A major new archaeological excavation is set to take place at the site of Birdoswald Roman fort on Hadrian’s Wall.
Newcastle University and Historic England’s archaeological projects team are co-directing the five-year project, facilitated by English Heritage, and visitors will be able to book free guided tours to see the dig in progress.
Birdoswald has been at the centre of research into Hadrian’s Wall for well over a century, and in the last few decades work led by Historic England senior archaeologist Tony Wilmott inside the fort, and more recently at the fort cemetery, has attracted international attention.
Mr Wilmott will be working with Newcastle University’s Professor Ian Haynes to lead the new programme of work to examine the extensive settlement associated with the fort, together with the area immediately to the north of the Wall itself.
Perfect opportunity to build on research
“The project is a perfect opportunity to build upon Historic England’s extensive research at Birdoswald, and to better understand the relationship between the fort and the settlement outside the Wall, in terms of timescales and uses,” said Mr Wilmott.
“At the same time we’re offering vital training in field archaeology using the innovative techniques of digital recording that we have developed.”
The dig aims to answer such questions as how did life in the nearby settlement outside the wall relate to the community inside the fort, how long did the the settlement survive and how did the defences of Hadrians’s Wall work.
The team will deploy the very latest in archaeological methods, spanning the use of extensive geophysical survey to see beneath the soil, advanced digital systems to record finds and features, and a wide spectrum of expertise in environmental science and geospatial analysis.
High-tech training for next generation
The project will simultaneously deliver high-tech training for the next generation of archaeologists, and over 100 of Newcastle University’s current archaeology students will participate in the excavation.
Professor Haynes said: “Birdoswald holds the key to many of the big questions about Hadrian’s Wall and the cosmopolitan communities who lived on it during and after the Roman period.
“This fantastic partnership provides the opportunity to develop the next generation of field archaeologists, with dedicated expert tuition “from the trowel’s edge”, and using the latest advances in bio-archaeology and advanced geospatial analysis.”

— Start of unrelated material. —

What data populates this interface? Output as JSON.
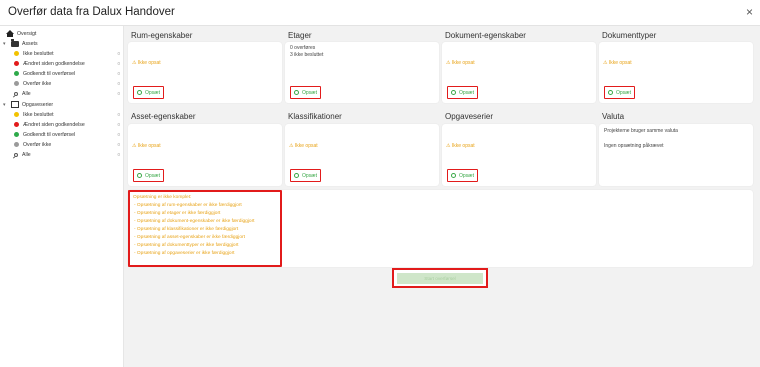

Work at Birdoswald follows on another major research project led by the two directors, excavations at a famous Roman cult site at Maryport, supported by Senhouse Roman Trust in conjunction with Newcastle University.